Has My Dog Gone Crazy?
Has your beloved pet suddenly become aggressive or is he trying to chase something that isn't there? You may be asking yourself, has my dog gone crazy?
Even though you give your pet tons of affection and care, you may notice that his behavior has suddenly changed. Maybe he’s growling at you instead of thanking you for your pets. Or, maybe you’ve noticed him trying to chase something around that doesn’t exist, or he’s spinning around trying to bite his tail. So, you might be wondering, has my dog gone crazy? We’ll tell you what might be going on.
Why has my dog suddenly become aggressive?
Behavioral problems in dogs can have a lot of different causes. However, if they’re treated in time, they can generally be cured. Poor training and humanizing our pets can lead to aggressive attitudes towards their owners.
As a human, it might be difficult for you to understand why an animal that you treat so well, and who you treat like part of the family, and whose needs you care for, may suddenly act violently towards you.
But the problem lies in the way that you raised your pet. Remember, he’s an animal, not a person. Of course, it’s great that you treat him like another member of the family, but you can’t forget that he’s a dog. He’s not a human being and you have to respect his nature.
Also, both people and pets have to understand the house rules for coexistence. So, make sure you’re training your dog using clear rules and that there aren’t any contradictions. And, don’t hesitate to ask your vet or an animal behavior specialist for advice.
If you think that your dog has gone crazy, look for any causes for this behavior. You shouldn’t be surprised if you discover that, in some cases, you as an owner have a lot to do with his behavior.
Has my dog gone crazy?
There is other behavior that may lead you to think that your dog has gone crazy. These are known as stereotypical behaviors, which are actually nothing more than repeated behavior patterns that have the same sequence, but without any apparent purpose.
For example, if your dog starts to:
- Chase flies that don’t exist
- Walk in circles
- Constantly lick a part of his body, something that can cause a wound
- Chase his tail
- Growl at himself
- Attack his water or food bowl
Can all animals show this behavior?
These so-called stereotypical behaviors are only seen in animals that live in homes as pets, or those that are constantly in contact with humans. For example:
- Kennels and shelters
Experts have never observed any of this behavior in animals that live in the wild. So, they believe that domestication and, above all, confinement, causes these abnormal behavior patterns.
So, since humans have something to do with this behavior, we should start to accept the blame in the matter. Before you start wondering, ‘has my dog gone crazy?’ you should ask yourself if you’re at fault.
Reasons for this behavior in dogs
That’s why it’s very important for you to figure out why your dog is acting this way. Keep in mind that this behavior can also go hand in hand with stress and anxiety. For example:

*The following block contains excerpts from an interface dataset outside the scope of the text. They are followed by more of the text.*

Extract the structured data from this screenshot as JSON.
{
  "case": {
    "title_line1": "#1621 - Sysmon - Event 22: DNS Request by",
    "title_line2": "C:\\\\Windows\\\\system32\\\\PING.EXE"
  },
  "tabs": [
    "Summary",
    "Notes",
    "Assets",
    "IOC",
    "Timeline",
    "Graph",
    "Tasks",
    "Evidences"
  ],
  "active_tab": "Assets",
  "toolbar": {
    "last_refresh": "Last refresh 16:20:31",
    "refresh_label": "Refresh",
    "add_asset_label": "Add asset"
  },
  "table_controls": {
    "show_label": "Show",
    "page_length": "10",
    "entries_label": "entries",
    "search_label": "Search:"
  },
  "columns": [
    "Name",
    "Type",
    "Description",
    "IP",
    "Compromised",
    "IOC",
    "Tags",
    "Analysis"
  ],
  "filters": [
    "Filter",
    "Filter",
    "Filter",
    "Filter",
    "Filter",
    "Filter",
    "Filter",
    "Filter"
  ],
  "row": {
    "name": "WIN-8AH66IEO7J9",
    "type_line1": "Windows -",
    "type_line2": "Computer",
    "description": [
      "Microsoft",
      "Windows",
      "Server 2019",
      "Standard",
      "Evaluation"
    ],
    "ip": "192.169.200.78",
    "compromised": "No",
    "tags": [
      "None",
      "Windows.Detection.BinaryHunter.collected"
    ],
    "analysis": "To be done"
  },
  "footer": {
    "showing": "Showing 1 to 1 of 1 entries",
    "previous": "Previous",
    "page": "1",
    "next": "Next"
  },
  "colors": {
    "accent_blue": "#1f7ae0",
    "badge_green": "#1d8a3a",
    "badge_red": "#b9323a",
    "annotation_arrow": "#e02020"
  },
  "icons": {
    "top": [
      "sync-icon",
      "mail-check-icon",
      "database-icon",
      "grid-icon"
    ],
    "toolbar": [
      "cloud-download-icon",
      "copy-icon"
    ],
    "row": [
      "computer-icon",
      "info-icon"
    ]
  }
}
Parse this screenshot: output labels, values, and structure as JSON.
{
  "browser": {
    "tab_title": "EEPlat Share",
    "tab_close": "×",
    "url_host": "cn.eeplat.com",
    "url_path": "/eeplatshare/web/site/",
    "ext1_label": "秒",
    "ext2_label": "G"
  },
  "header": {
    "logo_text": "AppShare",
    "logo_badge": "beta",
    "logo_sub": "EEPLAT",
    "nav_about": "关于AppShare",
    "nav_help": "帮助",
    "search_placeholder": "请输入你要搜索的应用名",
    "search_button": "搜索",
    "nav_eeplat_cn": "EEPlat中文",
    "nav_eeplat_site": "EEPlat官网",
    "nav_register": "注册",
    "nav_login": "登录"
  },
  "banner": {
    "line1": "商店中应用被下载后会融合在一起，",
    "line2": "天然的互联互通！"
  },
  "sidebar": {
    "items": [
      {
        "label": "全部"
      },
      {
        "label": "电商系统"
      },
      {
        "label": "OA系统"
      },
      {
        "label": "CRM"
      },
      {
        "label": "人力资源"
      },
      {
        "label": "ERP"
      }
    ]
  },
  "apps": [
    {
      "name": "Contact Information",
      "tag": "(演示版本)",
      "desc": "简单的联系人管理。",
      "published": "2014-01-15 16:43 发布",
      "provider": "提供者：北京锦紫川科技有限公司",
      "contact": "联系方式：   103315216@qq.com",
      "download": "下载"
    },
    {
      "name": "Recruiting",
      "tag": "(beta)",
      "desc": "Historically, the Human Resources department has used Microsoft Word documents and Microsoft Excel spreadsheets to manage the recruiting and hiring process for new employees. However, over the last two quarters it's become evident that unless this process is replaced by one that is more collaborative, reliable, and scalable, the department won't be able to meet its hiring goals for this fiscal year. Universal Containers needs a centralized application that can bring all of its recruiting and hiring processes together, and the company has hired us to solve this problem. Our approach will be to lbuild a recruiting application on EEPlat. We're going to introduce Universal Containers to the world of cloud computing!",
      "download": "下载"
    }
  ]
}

- Moving to a new home
- Births or deaths in the family
- A new pet in the home
- Constant fighting
- Keeping him tied or locked up
- Not letting him exercise enough

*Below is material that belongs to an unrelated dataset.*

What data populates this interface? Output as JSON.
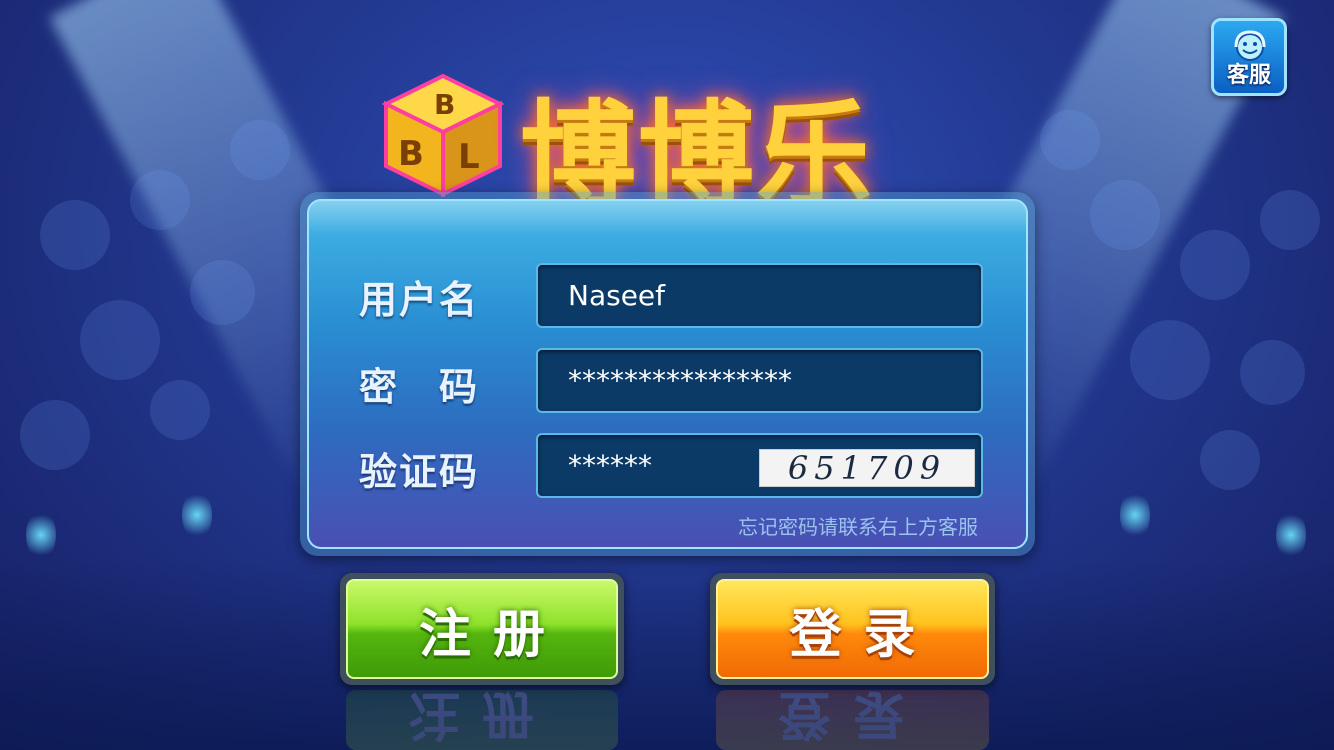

Physical causes of stereotypical behavior
However, there are also some organic causes that can lead to compulsive behavior in dogs. Some of them are:
- Certain intracranial diseases, such as hydrocephalus, meningoencephalitis, or tumors

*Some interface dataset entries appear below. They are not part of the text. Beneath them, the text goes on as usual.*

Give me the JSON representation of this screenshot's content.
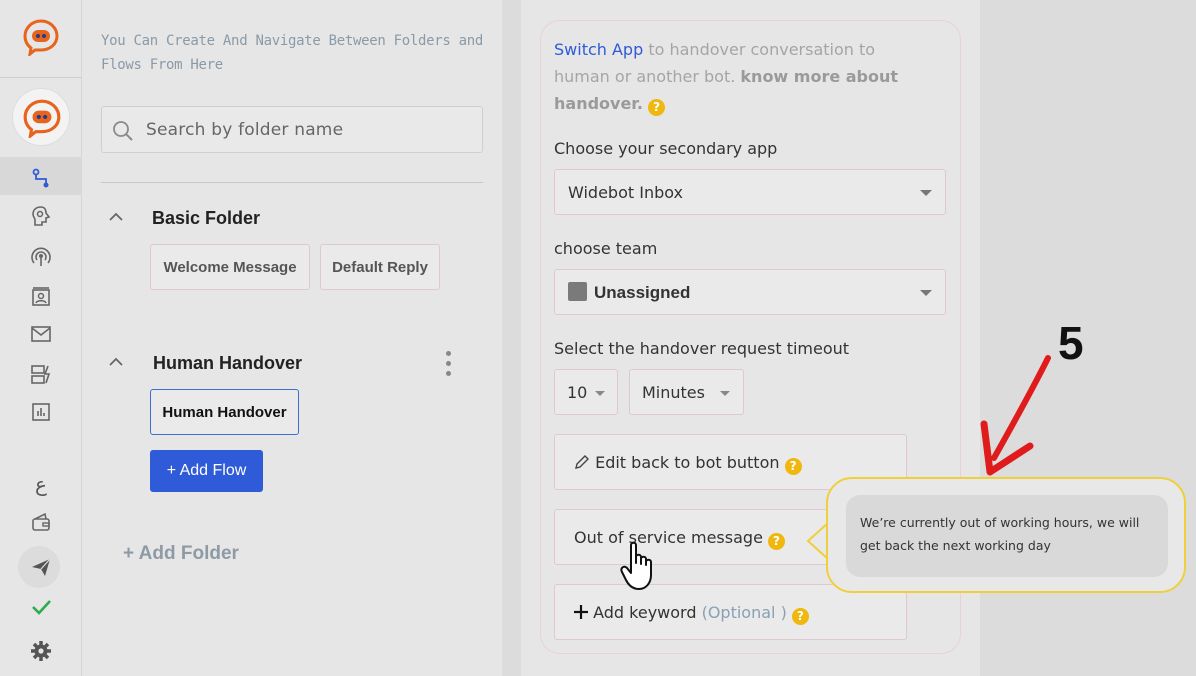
{
  "rail": {
    "items": [
      {
        "name": "flows-icon",
        "active": true
      },
      {
        "name": "ai-brain-icon"
      },
      {
        "name": "broadcast-icon"
      },
      {
        "name": "contacts-icon"
      },
      {
        "name": "mail-icon"
      },
      {
        "name": "integrations-icon"
      },
      {
        "name": "analytics-icon"
      },
      {
        "name": "language-icon",
        "glyph": "ع"
      },
      {
        "name": "wallet-icon"
      },
      {
        "name": "publish-icon"
      },
      {
        "name": "check-icon"
      },
      {
        "name": "settings-icon"
      }
    ],
    "brand_color": "#e8631c",
    "accent": "#2f5ad8"
  },
  "folders_panel": {
    "hint": "You Can Create And Navigate Between Folders and Flows From Here",
    "search": {
      "placeholder": "Search by folder name"
    },
    "folders": [
      {
        "name": "Basic Folder",
        "flows": [
          "Welcome Message",
          "Default Reply"
        ]
      },
      {
        "name": "Human Handover",
        "flows": [
          "Human Handover"
        ],
        "selected_flow": "Human Handover"
      }
    ],
    "add_flow_label": "+ Add Flow",
    "add_folder_label": "+ Add Folder"
  },
  "config_panel": {
    "intro": {
      "link": "Switch App",
      "text": " to handover conversation to human or another bot. ",
      "bold": "know more about handover."
    },
    "secondary_app": {
      "label": "Choose your secondary app",
      "value": "Widebot Inbox"
    },
    "team": {
      "label": "choose team",
      "value": "Unassigned"
    },
    "timeout": {
      "label": "Select the handover request timeout",
      "amount": "10",
      "unit": "Minutes"
    },
    "edit_back_button": "Edit back to bot button",
    "out_of_service": "Out of service message",
    "add_keyword": {
      "label": "Add keyword",
      "optional": "(Optional )"
    }
  },
  "tooltip": {
    "message": "We’re currently out of working hours, we will get back the next working day"
  },
  "annotation": {
    "step": "5",
    "color": "#e01b1b"
  }
}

- Fractures in his tail, or Cauda Equine Syndrome
- Different skin infections such as dermatitis or food allergies or stings
- Viral diseases, such as distemper
- Lesions in peripheral nerve pathways
- Certain eye problems
- Lead intoxication
- Hepatic encephalopathy
Regardless of the cause, you should talk to your veterinarian.